There was a character who defied a lot of the traditional comic book conventions. Conan. He  was a Cimmerian – an ancient warrior type with barbarous tendencies and enormous muscles and axes. At this point it’s a good idea to overlook John Milius’ movie starring Arnie as it stunk the movie theatres out with it’s ludicrous acting and just about appalling everything else.

An-y-way…this post is in honour of Frank Frazetta and he was the sword and sorcery artist who brought Conan to life among many others including Krull of Atlantis and Buck Rogers. His was a more painterly style that usually included generously bosomed women and superbly ripped action heroes sat atop piles of bodies.

In the seventies and eighties these images were de rigeur and spilled over in to record sleeves and influenced countless movie production sets.

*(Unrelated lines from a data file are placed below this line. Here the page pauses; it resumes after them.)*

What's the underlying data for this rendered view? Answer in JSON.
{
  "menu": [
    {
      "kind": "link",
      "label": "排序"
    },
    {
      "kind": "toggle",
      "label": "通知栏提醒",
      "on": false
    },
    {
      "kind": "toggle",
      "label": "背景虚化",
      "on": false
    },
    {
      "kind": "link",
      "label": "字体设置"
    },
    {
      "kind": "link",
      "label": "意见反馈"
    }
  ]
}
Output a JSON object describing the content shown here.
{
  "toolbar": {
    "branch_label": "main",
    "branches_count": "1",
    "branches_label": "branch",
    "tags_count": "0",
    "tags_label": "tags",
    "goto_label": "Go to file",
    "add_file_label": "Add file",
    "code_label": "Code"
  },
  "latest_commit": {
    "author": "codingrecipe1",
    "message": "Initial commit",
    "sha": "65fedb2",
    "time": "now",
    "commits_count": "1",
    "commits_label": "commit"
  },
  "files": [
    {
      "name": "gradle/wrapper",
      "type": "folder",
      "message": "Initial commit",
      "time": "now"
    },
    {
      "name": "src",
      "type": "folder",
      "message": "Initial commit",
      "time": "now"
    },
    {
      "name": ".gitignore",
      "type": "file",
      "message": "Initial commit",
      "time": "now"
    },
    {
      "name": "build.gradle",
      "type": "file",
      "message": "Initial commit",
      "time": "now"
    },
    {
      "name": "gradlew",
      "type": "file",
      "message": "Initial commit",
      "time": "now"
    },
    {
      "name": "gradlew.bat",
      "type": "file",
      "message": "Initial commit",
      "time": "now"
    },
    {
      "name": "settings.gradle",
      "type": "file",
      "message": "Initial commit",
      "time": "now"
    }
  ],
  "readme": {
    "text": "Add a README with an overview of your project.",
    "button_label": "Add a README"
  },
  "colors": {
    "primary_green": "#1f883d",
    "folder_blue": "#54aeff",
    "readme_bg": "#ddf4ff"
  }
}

Frazetta’s is a classic fantasy art style that has genuinely stood the test of time but in a strange way remains of its time – it evokes the ancient world and a less sterile sci fi universe where it’s less about the technology and more about people.

Saturn 3

I’ve been in a reflective mood this week and when I came across these posters for old sci fi movies I thought I’d definitely have to get them on the blog.

These posters are the old school equivalent of the modern day movie trailer that crams every good bit of a crap movie into 2 minutes. There’s a whole book to be written on good and bad posters but that’s for another time.

I particularly like the Saturn 3 poster (and I remember going to see it at the cinema in Leeds) – just look at the cast…Kirk Douglas, Harvey Kietel AND Farrah Fawcett. Movie gold.

They don’t make them like this any more, do they?

Thought for the day: Tuesday

Quite a challenging one this. If you read all the books by the self help gurus they all talk about failing just as much as they talk about succeeding. I think in our culture it’s much, much harder to admit that you’ve failed at something than had some success.

So this one’s specifically for me right now – as I’m on the cusp of the next challenging step of my career – just a little reminder that it’s OK to fail. As long as you learn something from it. And remember, if you are going to fail, fail fast. Then pick yourself up and get going again.